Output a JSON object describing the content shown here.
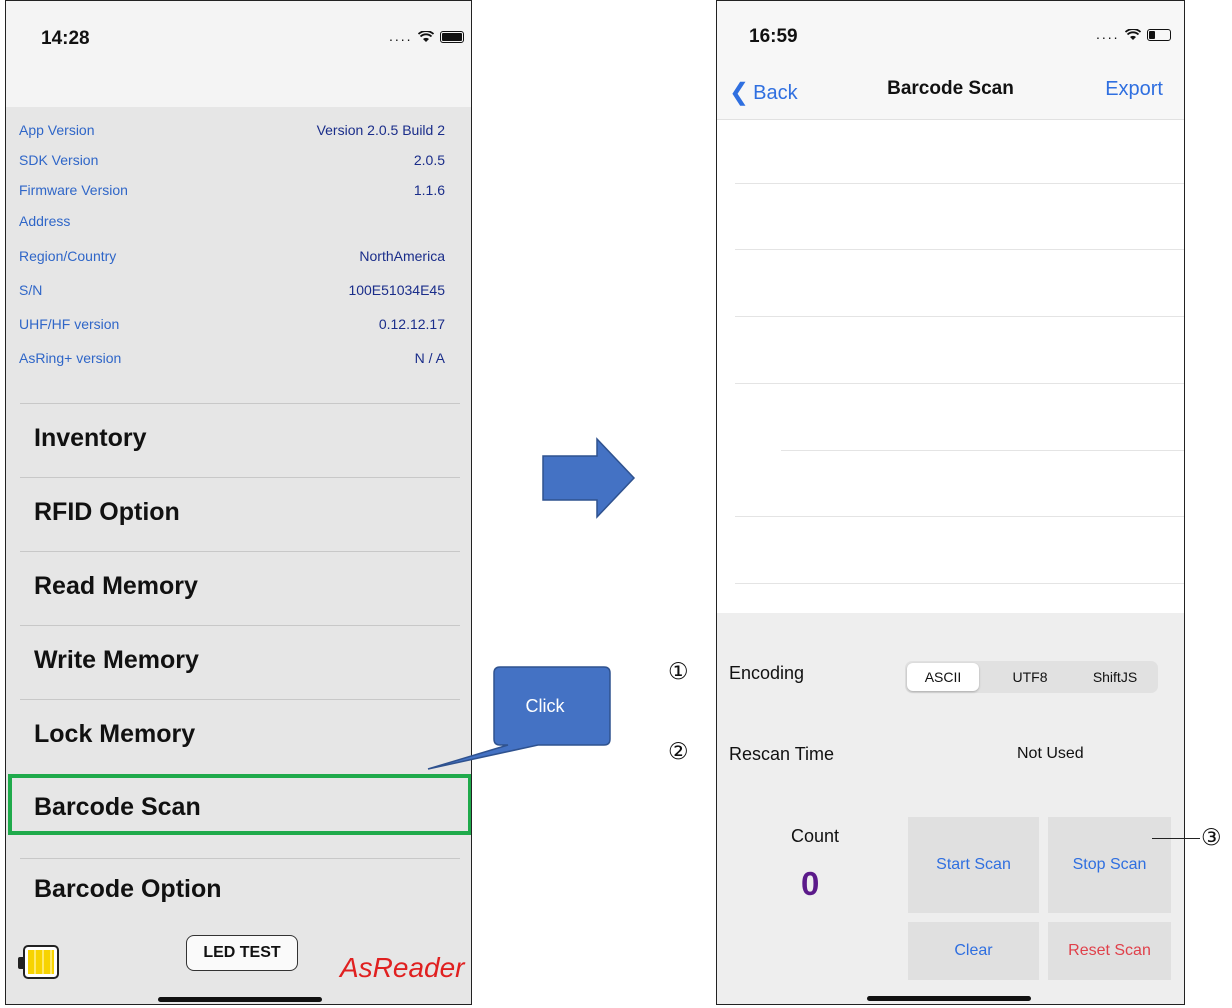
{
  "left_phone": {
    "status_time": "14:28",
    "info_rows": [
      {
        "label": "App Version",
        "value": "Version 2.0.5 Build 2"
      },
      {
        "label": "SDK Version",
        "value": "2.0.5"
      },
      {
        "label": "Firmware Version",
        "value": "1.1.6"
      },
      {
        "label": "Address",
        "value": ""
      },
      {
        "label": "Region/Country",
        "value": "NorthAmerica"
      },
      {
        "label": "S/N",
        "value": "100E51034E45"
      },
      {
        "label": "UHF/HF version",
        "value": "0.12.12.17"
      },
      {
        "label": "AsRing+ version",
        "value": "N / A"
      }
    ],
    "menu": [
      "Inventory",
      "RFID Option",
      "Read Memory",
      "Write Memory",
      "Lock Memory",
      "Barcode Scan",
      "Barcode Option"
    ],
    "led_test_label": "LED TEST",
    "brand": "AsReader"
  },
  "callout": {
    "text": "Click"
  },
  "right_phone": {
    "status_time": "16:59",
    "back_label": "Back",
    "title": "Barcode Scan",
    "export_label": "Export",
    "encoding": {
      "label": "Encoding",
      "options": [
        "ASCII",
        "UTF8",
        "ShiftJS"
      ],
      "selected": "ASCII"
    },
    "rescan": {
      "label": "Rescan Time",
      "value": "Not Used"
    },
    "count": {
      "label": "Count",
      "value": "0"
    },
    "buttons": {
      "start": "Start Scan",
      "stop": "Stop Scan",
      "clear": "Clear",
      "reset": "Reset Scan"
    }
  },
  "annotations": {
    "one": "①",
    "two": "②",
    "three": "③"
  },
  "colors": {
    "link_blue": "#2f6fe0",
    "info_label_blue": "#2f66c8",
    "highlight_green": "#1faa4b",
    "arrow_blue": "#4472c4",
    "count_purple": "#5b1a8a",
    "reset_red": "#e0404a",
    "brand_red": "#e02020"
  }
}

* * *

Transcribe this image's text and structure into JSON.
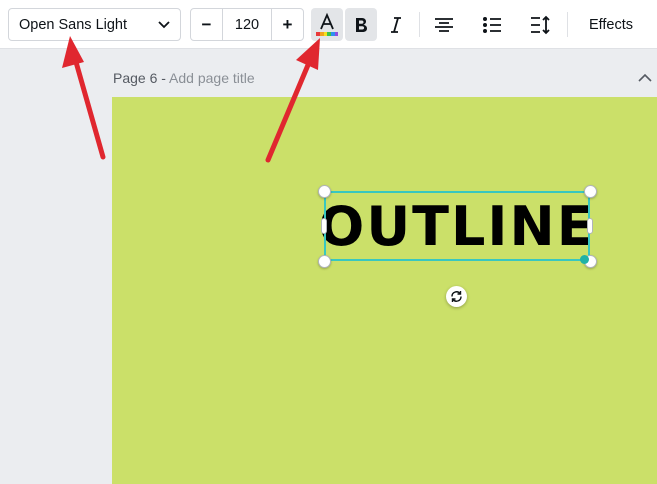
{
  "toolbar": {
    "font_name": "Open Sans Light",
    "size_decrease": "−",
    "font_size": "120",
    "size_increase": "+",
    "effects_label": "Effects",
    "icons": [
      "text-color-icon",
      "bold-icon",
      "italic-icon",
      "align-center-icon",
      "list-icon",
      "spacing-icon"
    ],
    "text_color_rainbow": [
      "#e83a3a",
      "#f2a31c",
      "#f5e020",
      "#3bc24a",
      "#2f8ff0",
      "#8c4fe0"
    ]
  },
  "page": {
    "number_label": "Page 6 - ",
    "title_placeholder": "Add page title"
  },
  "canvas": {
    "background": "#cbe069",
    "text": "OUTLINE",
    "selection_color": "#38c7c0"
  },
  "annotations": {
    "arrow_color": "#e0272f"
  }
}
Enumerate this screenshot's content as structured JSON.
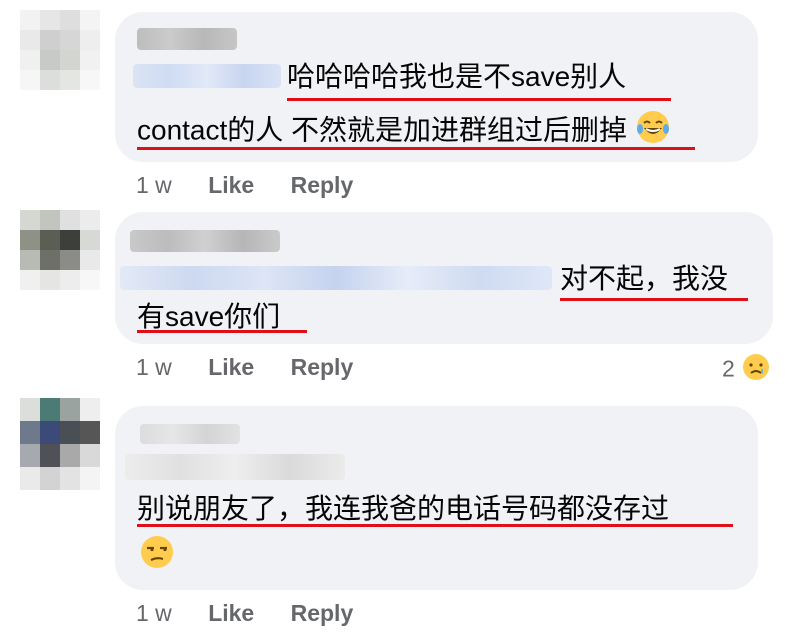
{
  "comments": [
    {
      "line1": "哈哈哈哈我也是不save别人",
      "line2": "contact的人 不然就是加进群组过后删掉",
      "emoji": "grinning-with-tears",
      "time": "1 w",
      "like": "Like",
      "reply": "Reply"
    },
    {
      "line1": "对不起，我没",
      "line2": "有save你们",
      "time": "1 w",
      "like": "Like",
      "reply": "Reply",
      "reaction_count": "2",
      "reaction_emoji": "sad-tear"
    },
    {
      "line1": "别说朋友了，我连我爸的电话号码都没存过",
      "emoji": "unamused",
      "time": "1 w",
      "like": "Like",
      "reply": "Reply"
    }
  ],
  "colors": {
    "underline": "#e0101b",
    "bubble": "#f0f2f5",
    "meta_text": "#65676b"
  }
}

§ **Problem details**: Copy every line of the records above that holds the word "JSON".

§ **Your response**:
Output a JSON object describing the content shown here.
Transcribe this image's text and structure into JSON.
Enumerate this screenshot's content as structured JSON.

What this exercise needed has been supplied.